links for 2010-07-09

  • "A federal judge in Massachusetts found Thursday that a law barring the federal government from recognizing same-sex marriage is unconstitutional, ruling that gay and lesbian couples deserve the same federal benefits as heterosexual couples.

    "If the rulings find their way to the Supreme Court and are upheld there, they will put same-sex marriage within the constitutional realm of protection, just as interracial marriage has been for decades. Seeking that protection is at the heart of both the Massachusetts cases and a federal case pending in California over the legality of that state’s ban on same-sex marriage."

  • "A 43-year-old Iranian woman will not be stoned to death after an international campaign launched by her children.
    "It is unclear whether the authorities have lifted the death sentence for alleged adultery against Sakineh Mohammadi Ashtiani or if she faces execution by another means."
  • "In the film, Karen Boyd Beamon recalled the giddiness of her days at Emerson. 'My Saturday mornings were wonderful,' she said, “because I knew I was going to the Y.'

    "For many black people, it took a long time before they were willing to step inside the larger Evanston Y.M.C.A., now known as the McGaw Y.M.C.A.

    “'Sometimes I think people mistake hurt for anger,' said Ms. Holmes. 'And it’s not anger. It’s just hurt.'”

  • "Minority children have fewer opportunities than their white peers to gain access to high-quality health care, education, safe neighborhoods and adequate support from the communities where they live, according to a nationwide survey of professionals who work with young people.

    "Of the professionals surveyed, 59 percent said young white children in their communities have 'lots of opportunity' to play in violence-free homes and neighborhoods, while only 36 percent said the same about Hispanic children, 37 percent about African-American children and 42 percent about Native American children."
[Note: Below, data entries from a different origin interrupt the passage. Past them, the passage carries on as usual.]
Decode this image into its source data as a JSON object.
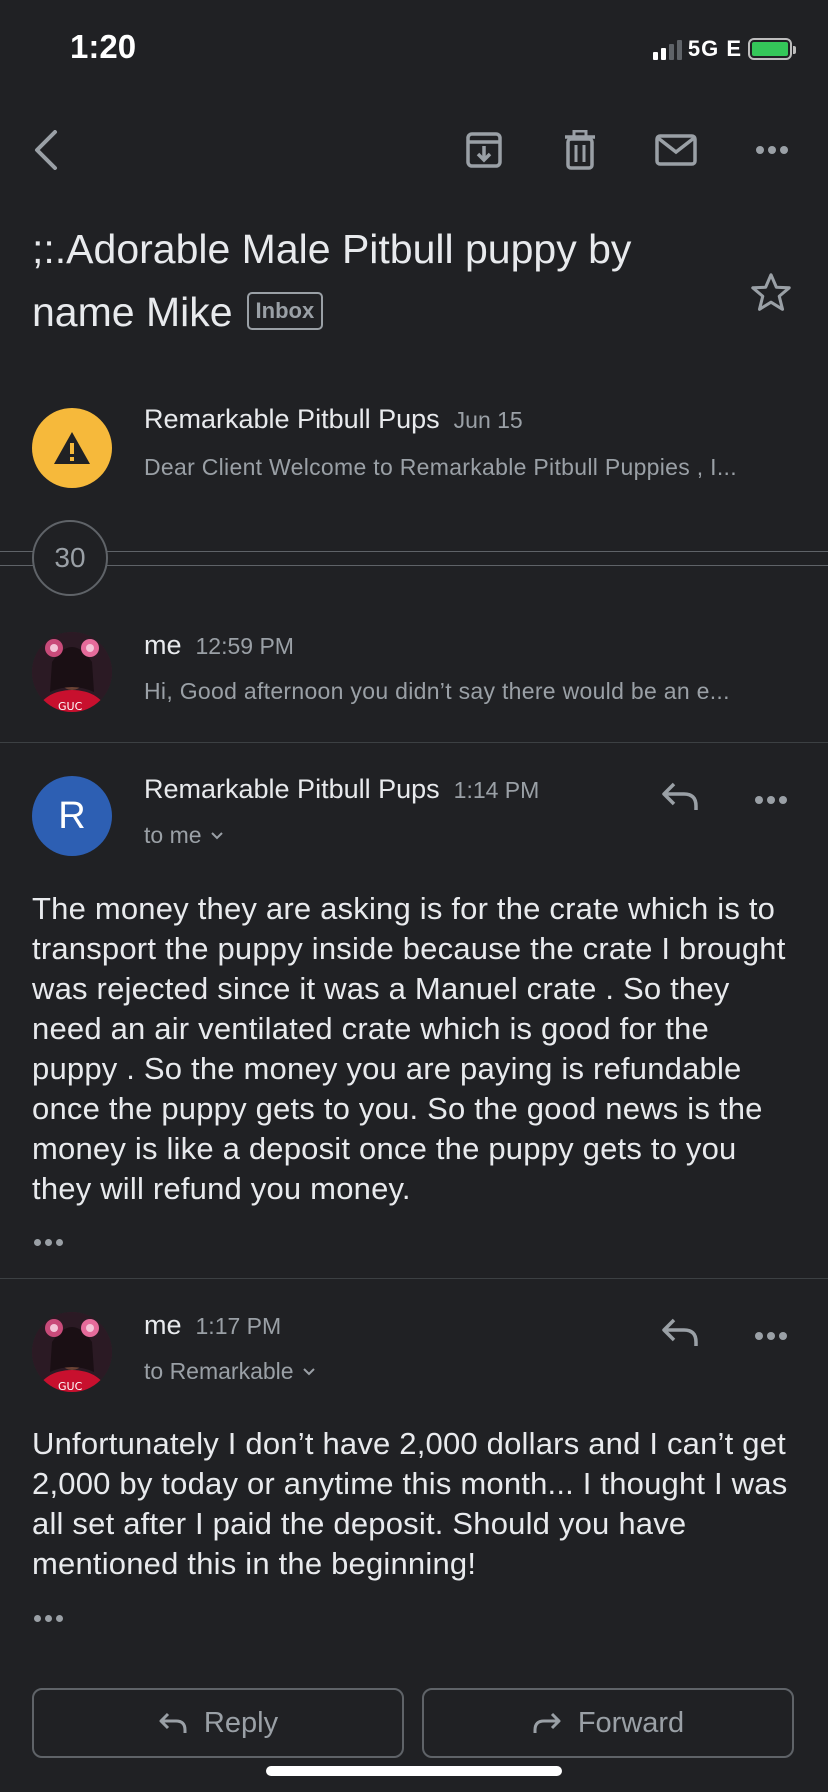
{
  "status_bar": {
    "time": "1:20",
    "network": "5G E"
  },
  "toolbar": {
    "back_icon": "chevron-left-icon",
    "archive_icon": "archive-icon",
    "delete_icon": "trash-icon",
    "mark_unread_icon": "mail-icon",
    "more_icon": "more-horizontal-icon"
  },
  "subject": {
    "title": ";:.Adorable Male Pitbull puppy by name Mike",
    "label": "Inbox",
    "starred": false
  },
  "messages": [
    {
      "sender": "Remarkable Pitbull Pups",
      "time": "Jun 15",
      "snippet": "Dear Client Welcome to Remarkable Pitbull Puppies , I...",
      "avatar": "warning-icon",
      "avatar_color": "#f6b93b"
    },
    {
      "sender": "me",
      "time": "12:59 PM",
      "snippet": "Hi, Good afternoon you didn’t say there would be an e..."
    },
    {
      "sender": "Remarkable Pitbull Pups",
      "time": "1:14 PM",
      "to": "to me",
      "avatar_letter": "R",
      "avatar_color": "#2d5fb3",
      "body": "The money they are asking is for the crate which is to transport the puppy inside because the crate I brought was rejected since it was a Manuel crate . So they need an air ventilated crate which is good for the puppy . So the money you are paying is refundable once the puppy gets to you. So the good news is the money is like a deposit once the puppy gets to you they will refund you money."
    },
    {
      "sender": "me",
      "time": "1:17 PM",
      "to": "to Remarkable",
      "body": "Unfortunately I don’t have 2,000 dollars and I can’t get 2,000 by today or anytime this month...  I thought I was all set after I paid the deposit. Should you have mentioned this in the beginning!"
    }
  ],
  "collapsed_count": "30",
  "actions": {
    "reply_label": "Reply",
    "forward_label": "Forward"
  }
}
  • "The National Portrait Gallery needs to raise £100,000 to secure the portrait of African Muslim role model Ayuba Suleiman Diallo, described as 'the face of contemporary Britain'.The 'national treasure' has not been displayed before in public but has gone on show temporarily at the London gallery to help raise support."
  • "In the popular imagination, African music is the antithesis of urban. It's folk music, music of the bush, music of mythical village cultures that are still intact. Kwaito, born in townships and featuring occasionally misogynistic lyrics and a whiff of gangsterism, doesn't fit that image. Of course, the image is absolute nonsense: one of the first African sounds to make global inroads was jit, the sound of urban Zimbabwe in the 1980s. But you can see, even in its packaging, how this need to imagine Africa as exclusively rural persists: recently a reviewer rightly castigated the African Pearls compilation for an album cover that featured barefoot women dancing around a baobab tree — for a compilation of urban 1970s music from Senegal. It's quite a cheap trick."